**EXERCISE MATERIAL**
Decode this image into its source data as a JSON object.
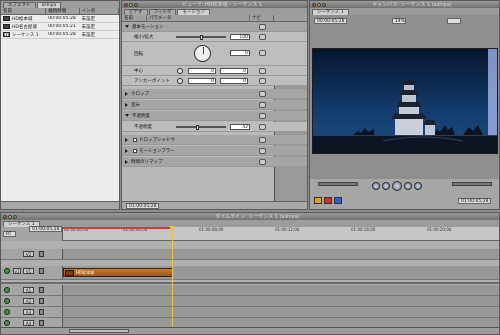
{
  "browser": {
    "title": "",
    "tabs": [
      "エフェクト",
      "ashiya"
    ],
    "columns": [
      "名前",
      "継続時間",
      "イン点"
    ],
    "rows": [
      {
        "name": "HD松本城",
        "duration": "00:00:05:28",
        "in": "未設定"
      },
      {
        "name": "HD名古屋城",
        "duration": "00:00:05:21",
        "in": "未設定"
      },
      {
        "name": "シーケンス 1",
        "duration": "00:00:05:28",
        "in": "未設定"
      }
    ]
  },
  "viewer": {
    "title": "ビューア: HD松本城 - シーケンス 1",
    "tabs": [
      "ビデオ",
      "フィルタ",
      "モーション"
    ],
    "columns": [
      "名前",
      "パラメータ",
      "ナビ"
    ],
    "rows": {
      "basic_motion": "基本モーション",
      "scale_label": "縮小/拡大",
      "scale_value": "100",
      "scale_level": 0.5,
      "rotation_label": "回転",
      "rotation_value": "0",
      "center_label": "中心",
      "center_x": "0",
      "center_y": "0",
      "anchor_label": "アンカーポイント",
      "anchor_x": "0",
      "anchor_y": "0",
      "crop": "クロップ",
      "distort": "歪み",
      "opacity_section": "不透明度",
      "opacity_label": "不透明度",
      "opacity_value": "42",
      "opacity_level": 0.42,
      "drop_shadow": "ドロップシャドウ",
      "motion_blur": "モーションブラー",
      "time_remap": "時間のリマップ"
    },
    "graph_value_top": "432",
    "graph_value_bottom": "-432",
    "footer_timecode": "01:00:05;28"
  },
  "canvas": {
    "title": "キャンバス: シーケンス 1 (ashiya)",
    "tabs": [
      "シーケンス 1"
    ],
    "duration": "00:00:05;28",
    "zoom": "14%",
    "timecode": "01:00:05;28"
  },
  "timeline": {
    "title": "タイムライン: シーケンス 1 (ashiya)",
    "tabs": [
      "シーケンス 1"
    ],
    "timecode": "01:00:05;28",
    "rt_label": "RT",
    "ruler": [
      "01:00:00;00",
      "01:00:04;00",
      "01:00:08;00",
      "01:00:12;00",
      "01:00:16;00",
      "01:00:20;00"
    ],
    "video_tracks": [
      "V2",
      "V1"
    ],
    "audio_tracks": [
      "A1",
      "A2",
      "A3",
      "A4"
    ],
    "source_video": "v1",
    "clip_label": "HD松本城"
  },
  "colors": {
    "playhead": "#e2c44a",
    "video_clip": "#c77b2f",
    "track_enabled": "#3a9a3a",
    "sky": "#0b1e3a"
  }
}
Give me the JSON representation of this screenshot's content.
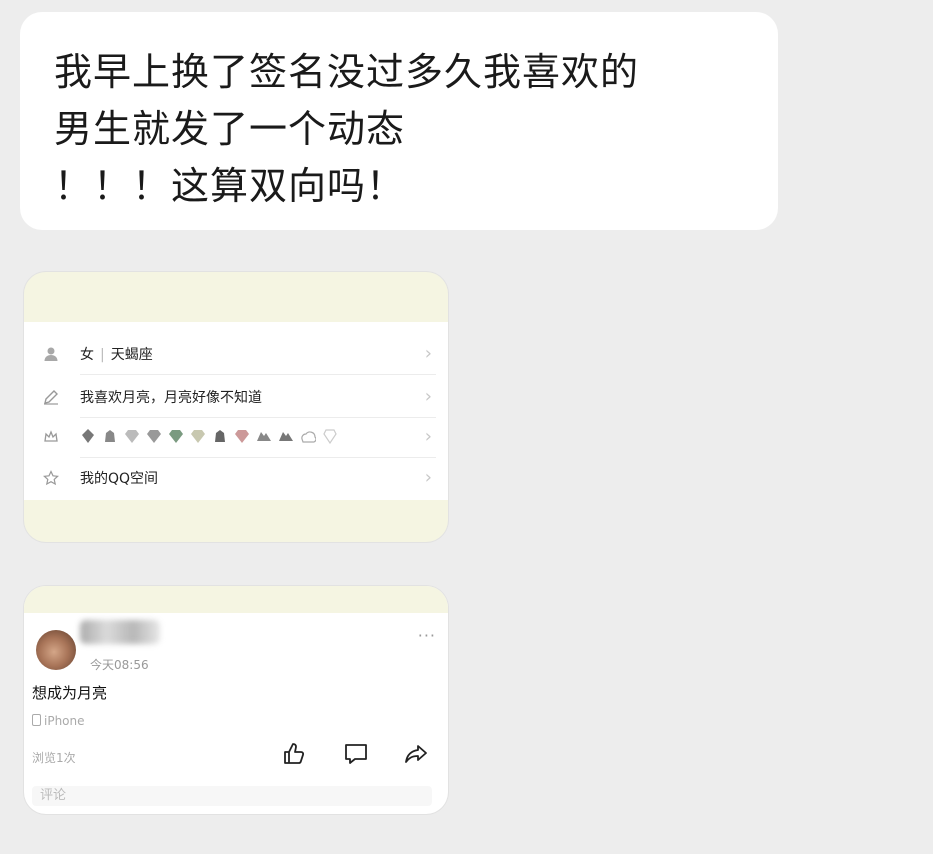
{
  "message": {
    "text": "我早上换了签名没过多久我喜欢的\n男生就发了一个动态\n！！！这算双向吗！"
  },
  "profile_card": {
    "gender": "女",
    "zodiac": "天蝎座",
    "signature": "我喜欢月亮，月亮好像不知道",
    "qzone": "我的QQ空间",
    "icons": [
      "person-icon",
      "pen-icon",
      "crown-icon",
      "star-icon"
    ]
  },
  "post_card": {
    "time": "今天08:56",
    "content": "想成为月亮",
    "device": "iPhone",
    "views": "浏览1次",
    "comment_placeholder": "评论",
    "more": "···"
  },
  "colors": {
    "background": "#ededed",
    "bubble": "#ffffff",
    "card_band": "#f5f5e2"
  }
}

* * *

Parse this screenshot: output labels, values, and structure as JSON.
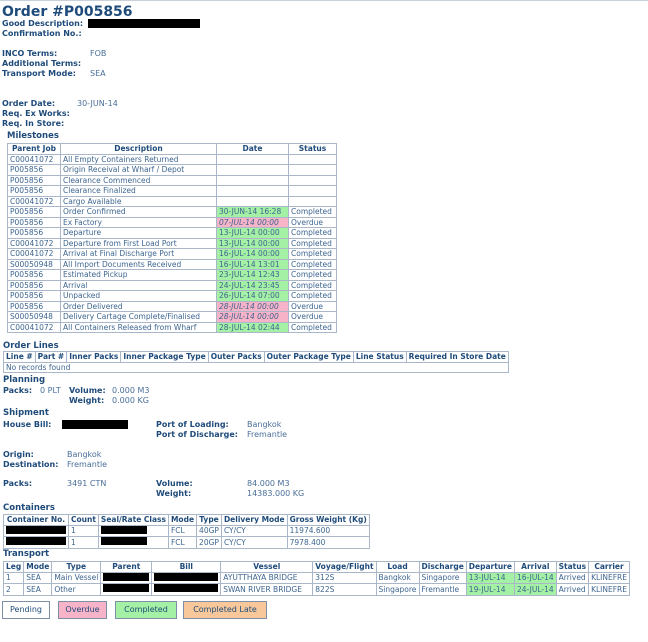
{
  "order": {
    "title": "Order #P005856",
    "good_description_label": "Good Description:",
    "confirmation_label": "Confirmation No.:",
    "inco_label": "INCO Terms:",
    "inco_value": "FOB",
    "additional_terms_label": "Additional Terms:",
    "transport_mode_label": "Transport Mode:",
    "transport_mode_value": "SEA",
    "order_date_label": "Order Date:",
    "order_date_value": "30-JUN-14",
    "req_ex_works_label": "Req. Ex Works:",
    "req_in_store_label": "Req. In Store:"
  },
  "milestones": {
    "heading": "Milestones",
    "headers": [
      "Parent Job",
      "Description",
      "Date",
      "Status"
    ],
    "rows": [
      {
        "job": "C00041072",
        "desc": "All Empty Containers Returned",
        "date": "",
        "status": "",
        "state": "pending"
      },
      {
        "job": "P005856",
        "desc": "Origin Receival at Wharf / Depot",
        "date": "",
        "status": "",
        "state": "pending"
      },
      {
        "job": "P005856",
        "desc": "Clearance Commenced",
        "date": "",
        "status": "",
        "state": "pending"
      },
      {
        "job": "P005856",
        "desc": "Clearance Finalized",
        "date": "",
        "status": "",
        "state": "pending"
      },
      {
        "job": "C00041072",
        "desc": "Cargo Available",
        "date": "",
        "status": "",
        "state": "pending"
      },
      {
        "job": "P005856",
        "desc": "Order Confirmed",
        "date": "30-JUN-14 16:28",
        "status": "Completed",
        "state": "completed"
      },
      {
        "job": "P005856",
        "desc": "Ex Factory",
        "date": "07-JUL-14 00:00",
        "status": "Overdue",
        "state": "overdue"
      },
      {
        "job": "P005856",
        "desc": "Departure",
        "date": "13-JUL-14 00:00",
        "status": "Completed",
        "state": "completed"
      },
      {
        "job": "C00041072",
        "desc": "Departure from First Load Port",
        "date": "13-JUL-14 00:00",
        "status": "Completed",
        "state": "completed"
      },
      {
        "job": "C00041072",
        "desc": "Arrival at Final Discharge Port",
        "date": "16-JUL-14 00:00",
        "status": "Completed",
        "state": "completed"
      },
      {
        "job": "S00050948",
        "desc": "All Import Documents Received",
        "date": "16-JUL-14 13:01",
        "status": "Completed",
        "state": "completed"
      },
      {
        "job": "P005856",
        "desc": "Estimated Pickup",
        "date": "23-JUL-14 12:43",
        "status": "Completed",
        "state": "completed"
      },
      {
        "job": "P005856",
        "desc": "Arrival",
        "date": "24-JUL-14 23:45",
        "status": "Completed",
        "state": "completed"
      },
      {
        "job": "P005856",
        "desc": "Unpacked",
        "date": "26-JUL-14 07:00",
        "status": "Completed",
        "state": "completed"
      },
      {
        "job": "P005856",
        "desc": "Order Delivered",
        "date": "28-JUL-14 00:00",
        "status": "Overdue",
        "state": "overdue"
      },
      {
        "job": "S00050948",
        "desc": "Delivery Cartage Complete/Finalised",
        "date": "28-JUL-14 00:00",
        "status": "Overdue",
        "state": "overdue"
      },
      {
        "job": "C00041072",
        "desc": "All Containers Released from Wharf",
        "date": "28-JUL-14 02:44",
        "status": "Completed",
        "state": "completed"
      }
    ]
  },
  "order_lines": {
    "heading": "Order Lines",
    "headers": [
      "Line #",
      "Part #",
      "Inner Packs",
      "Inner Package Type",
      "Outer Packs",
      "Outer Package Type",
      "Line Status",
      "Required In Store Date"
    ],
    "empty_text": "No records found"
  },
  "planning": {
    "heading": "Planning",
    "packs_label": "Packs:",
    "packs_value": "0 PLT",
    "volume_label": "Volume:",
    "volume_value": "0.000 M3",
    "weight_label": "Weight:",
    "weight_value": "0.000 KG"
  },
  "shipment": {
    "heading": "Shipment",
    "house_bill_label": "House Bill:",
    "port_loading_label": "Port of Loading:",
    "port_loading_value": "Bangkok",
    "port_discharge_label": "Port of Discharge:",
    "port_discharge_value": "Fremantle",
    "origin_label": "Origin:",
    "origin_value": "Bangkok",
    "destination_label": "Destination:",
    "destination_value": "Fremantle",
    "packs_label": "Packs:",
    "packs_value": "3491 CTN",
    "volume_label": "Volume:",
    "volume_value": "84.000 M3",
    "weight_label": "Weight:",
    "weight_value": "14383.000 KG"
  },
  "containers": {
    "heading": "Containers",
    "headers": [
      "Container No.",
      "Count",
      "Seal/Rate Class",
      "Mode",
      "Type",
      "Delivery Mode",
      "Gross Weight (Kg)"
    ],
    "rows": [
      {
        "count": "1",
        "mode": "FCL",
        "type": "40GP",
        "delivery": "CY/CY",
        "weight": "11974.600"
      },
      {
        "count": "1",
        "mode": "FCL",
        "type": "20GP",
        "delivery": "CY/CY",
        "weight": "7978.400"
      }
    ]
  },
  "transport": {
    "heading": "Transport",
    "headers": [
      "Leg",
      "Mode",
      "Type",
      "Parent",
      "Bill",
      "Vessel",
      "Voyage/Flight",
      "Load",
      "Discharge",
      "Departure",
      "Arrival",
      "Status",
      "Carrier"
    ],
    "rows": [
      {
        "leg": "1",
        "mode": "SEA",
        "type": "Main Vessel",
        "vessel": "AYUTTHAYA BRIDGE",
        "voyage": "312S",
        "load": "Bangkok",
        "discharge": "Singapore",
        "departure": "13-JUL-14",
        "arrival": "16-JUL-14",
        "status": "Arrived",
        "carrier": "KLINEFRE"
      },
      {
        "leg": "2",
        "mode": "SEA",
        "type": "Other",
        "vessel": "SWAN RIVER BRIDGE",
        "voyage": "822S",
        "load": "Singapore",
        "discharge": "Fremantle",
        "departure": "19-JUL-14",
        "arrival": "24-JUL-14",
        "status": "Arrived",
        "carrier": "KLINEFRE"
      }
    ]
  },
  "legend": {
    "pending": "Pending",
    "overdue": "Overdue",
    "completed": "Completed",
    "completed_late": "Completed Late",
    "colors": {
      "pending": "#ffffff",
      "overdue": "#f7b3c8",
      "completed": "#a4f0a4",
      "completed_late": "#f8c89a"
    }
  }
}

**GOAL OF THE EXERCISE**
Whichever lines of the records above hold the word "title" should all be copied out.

**RESPONSE TO THIS TASK**
    "title": "",
    "title": "ビューア: HD松本城 - シーケンス 1",
    "title": "キャンバス: シーケンス 1 (ashiya)",
    "title": "タイムライン: シーケンス 1 (ashiya)",
    "title": "Order #P005856",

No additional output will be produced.